» **Your task**:
For every line in the records below that holds "EDI情報", make a copy.

[Data shown Boundary: Start]

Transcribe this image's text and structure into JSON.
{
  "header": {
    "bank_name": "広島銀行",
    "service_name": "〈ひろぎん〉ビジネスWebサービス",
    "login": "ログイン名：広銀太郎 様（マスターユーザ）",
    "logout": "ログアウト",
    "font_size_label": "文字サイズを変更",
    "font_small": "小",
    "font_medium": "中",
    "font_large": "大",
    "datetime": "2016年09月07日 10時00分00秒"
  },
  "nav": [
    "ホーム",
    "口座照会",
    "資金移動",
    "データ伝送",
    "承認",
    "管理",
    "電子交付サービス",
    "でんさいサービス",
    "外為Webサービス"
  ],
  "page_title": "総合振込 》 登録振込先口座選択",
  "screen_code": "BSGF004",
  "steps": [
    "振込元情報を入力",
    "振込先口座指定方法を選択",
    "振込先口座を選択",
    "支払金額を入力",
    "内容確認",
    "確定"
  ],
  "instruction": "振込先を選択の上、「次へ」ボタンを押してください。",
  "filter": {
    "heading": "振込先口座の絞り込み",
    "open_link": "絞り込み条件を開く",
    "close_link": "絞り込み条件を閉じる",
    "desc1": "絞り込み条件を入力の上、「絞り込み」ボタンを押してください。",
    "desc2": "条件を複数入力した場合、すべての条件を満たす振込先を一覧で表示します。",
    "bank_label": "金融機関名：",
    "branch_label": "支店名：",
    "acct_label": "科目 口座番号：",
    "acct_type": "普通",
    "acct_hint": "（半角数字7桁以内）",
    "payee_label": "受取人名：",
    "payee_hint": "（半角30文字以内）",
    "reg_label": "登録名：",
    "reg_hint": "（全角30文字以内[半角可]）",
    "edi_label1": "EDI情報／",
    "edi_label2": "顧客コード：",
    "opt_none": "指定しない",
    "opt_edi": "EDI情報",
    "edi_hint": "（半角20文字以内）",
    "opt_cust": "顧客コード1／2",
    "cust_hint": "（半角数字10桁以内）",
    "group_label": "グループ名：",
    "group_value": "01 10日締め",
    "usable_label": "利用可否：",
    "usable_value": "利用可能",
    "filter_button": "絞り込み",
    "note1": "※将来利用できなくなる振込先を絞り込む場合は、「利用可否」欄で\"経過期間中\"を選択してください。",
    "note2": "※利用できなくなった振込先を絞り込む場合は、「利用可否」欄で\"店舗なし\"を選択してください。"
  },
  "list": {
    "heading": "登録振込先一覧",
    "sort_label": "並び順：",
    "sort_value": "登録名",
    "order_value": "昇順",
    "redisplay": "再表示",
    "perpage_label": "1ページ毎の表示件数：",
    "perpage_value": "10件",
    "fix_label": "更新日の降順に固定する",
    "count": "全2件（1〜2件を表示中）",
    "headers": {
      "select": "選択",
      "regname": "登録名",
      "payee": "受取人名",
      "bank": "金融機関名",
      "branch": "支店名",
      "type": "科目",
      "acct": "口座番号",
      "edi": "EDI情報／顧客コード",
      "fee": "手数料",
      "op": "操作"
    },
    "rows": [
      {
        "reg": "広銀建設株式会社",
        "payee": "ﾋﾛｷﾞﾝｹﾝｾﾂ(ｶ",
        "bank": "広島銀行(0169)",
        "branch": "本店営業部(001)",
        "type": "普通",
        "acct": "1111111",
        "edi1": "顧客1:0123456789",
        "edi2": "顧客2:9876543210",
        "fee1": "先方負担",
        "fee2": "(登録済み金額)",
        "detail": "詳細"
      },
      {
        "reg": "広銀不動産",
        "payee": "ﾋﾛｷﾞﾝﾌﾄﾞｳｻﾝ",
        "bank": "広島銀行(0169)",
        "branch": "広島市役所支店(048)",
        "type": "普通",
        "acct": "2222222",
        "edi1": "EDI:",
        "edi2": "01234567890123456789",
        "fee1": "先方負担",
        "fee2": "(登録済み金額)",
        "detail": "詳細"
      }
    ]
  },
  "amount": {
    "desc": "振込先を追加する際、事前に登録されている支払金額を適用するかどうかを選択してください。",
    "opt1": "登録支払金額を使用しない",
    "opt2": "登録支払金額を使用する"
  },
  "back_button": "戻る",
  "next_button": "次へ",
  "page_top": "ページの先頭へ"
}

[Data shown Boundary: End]

» **Task solution**:
    "edi_label1": "EDI情報／",
    "opt_edi": "EDI情報",
      "edi": "EDI情報／顧客コード",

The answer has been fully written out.